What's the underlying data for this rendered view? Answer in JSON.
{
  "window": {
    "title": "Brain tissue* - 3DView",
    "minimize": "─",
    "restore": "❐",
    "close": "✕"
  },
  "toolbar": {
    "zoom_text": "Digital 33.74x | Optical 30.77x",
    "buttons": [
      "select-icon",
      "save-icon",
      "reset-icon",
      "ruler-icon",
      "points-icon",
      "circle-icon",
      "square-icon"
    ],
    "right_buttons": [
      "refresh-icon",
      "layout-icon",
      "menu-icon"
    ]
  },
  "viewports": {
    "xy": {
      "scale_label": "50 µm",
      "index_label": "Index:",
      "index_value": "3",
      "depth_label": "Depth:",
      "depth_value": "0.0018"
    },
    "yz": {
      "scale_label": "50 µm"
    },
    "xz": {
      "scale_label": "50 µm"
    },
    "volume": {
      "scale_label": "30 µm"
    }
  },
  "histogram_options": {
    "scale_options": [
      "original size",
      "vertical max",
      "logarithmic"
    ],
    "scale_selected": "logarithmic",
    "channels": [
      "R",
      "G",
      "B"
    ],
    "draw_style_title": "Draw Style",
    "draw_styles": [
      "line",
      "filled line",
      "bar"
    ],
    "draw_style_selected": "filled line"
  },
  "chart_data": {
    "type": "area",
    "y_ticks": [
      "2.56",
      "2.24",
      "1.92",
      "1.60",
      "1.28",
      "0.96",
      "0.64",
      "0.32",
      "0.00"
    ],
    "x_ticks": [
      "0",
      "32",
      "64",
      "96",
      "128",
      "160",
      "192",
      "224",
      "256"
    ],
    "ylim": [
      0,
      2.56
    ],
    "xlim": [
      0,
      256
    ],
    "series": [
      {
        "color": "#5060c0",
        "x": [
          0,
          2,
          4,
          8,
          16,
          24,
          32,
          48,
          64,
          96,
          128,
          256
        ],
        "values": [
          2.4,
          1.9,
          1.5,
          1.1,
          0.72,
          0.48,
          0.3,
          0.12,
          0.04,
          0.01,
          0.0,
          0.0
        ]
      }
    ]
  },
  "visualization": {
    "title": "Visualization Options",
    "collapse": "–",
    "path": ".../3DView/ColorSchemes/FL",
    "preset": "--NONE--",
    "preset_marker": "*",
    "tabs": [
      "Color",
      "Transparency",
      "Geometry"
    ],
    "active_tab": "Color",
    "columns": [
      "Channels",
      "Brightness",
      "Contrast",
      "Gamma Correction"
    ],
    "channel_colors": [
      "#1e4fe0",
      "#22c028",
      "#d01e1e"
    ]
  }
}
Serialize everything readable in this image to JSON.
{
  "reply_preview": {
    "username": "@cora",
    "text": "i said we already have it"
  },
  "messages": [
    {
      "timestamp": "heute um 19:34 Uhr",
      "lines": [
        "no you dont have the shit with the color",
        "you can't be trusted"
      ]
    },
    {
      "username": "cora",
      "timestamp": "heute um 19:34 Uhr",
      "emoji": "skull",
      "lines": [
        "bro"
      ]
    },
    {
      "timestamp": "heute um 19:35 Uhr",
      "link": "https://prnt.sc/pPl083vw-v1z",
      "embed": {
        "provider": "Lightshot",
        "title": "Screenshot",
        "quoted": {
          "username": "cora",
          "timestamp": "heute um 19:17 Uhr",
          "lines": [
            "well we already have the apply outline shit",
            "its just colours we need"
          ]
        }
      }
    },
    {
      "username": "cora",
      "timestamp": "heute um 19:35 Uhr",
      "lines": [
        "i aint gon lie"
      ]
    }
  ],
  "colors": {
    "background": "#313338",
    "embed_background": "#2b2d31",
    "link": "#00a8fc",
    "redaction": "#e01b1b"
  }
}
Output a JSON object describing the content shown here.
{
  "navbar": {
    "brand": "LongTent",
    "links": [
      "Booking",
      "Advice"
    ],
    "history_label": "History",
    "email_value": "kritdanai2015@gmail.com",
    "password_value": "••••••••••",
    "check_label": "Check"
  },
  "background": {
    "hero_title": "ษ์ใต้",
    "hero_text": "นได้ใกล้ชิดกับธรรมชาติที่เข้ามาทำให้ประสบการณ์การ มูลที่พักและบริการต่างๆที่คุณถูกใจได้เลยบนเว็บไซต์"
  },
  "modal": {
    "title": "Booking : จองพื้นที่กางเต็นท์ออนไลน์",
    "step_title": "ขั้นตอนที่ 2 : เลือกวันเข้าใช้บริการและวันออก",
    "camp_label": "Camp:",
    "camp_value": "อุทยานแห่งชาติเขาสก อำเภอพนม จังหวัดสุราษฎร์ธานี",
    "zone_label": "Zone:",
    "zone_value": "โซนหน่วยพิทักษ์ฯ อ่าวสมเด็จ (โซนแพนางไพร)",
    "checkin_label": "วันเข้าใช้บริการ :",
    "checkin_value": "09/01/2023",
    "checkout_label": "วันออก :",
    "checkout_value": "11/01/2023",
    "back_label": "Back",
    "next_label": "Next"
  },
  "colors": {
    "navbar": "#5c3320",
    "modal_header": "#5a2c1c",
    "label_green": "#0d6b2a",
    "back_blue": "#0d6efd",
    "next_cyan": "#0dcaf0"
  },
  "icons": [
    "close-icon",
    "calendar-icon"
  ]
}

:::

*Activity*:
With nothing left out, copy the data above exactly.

*Result of the exercise*:
What's the underlying data for this rendered view? Answer in JSON.
{
  "window": {
    "title": "Brain tissue* - 3DView",
    "minimize": "─",
    "restore": "❐",
    "close": "✕"
  },
  "toolbar": {
    "zoom_text": "Digital 33.74x | Optical 30.77x",
    "buttons": [
      "select-icon",
      "save-icon",
      "reset-icon",
      "ruler-icon",
      "points-icon",
      "circle-icon",
      "square-icon"
    ],
    "right_buttons": [
      "refresh-icon",
      "layout-icon",
      "menu-icon"
    ]
  },
  "viewports": {
    "xy": {
      "scale_label": "50 µm",
      "index_label": "Index:",
      "index_value": "3",
      "depth_label": "Depth:",
      "depth_value": "0.0018"
    },
    "yz": {
      "scale_label": "50 µm"
    },
    "xz": {
      "scale_label": "50 µm"
    },
    "volume": {
      "scale_label": "30 µm"
    }
  },
  "histogram_options": {
    "scale_options": [
      "original size",
      "vertical max",
      "logarithmic"
    ],
    "scale_selected": "logarithmic",
    "channels": [
      "R",
      "G",
      "B"
    ],
    "draw_style_title": "Draw Style",
    "draw_styles": [
      "line",
      "filled line",
      "bar"
    ],
    "draw_style_selected": "filled line"
  },
  "chart_data": {
    "type": "area",
    "y_ticks": [
      "2.56",
      "2.24",
      "1.92",
      "1.60",
      "1.28",
      "0.96",
      "0.64",
      "0.32",
      "0.00"
    ],
    "x_ticks": [
      "0",
      "32",
      "64",
      "96",
      "128",
      "160",
      "192",
      "224",
      "256"
    ],
    "ylim": [
      0,
      2.56
    ],
    "xlim": [
      0,
      256
    ],
    "series": [
      {
        "color": "#5060c0",
        "x": [
          0,
          2,
          4,
          8,
          16,
          24,
          32,
          48,
          64,
          96,
          128,
          256
        ],
        "values": [
          2.4,
          1.9,
          1.5,
          1.1,
          0.72,
          0.48,
          0.3,
          0.12,
          0.04,
          0.01,
          0.0,
          0.0
        ]
      }
    ]
  },
  "visualization": {
    "title": "Visualization Options",
    "collapse": "–",
    "path": ".../3DView/ColorSchemes/FL",
    "preset": "--NONE--",
    "preset_marker": "*",
    "tabs": [
      "Color",
      "Transparency",
      "Geometry"
    ],
    "active_tab": "Color",
    "columns": [
      "Channels",
      "Brightness",
      "Contrast",
      "Gamma Correction"
    ],
    "channel_colors": [
      "#1e4fe0",
      "#22c028",
      "#d01e1e"
    ]
  }
}
Serialize everything readable in this image to JSON.
{
  "reply_preview": {
    "username": "@cora",
    "text": "i said we already have it"
  },
  "messages": [
    {
      "timestamp": "heute um 19:34 Uhr",
      "lines": [
        "no you dont have the shit with the color",
        "you can't be trusted"
      ]
    },
    {
      "username": "cora",
      "timestamp": "heute um 19:34 Uhr",
      "emoji": "skull",
      "lines": [
        "bro"
      ]
    },
    {
      "timestamp": "heute um 19:35 Uhr",
      "link": "https://prnt.sc/pPl083vw-v1z",
      "embed": {
        "provider": "Lightshot",
        "title": "Screenshot",
        "quoted": {
          "username": "cora",
          "timestamp": "heute um 19:17 Uhr",
          "lines": [
            "well we already have the apply outline shit",
            "its just colours we need"
          ]
        }
      }
    },
    {
      "username": "cora",
      "timestamp": "heute um 19:35 Uhr",
      "lines": [
        "i aint gon lie"
      ]
    }
  ],
  "colors": {
    "background": "#313338",
    "embed_background": "#2b2d31",
    "link": "#00a8fc",
    "redaction": "#e01b1b"
  }
}
Output a JSON object describing the content shown here.
{
  "navbar": {
    "brand": "LongTent",
    "links": [
      "Booking",
      "Advice"
    ],
    "history_label": "History",
    "email_value": "kritdanai2015@gmail.com",
    "password_value": "••••••••••",
    "check_label": "Check"
  },
  "background": {
    "hero_title": "ษ์ใต้",
    "hero_text": "นได้ใกล้ชิดกับธรรมชาติที่เข้ามาทำให้ประสบการณ์การ มูลที่พักและบริการต่างๆที่คุณถูกใจได้เลยบนเว็บไซต์"
  },
  "modal": {
    "title": "Booking : จองพื้นที่กางเต็นท์ออนไลน์",
    "step_title": "ขั้นตอนที่ 2 : เลือกวันเข้าใช้บริการและวันออก",
    "camp_label": "Camp:",
    "camp_value": "อุทยานแห่งชาติเขาสก อำเภอพนม จังหวัดสุราษฎร์ธานี",
    "zone_label": "Zone:",
    "zone_value": "โซนหน่วยพิทักษ์ฯ อ่าวสมเด็จ (โซนแพนางไพร)",
    "checkin_label": "วันเข้าใช้บริการ :",
    "checkin_value": "09/01/2023",
    "checkout_label": "วันออก :",
    "checkout_value": "11/01/2023",
    "back_label": "Back",
    "next_label": "Next"
  },
  "colors": {
    "navbar": "#5c3320",
    "modal_header": "#5a2c1c",
    "label_green": "#0d6b2a",
    "back_blue": "#0d6efd",
    "next_cyan": "#0dcaf0"
  },
  "icons": [
    "close-icon",
    "calendar-icon"
  ]
}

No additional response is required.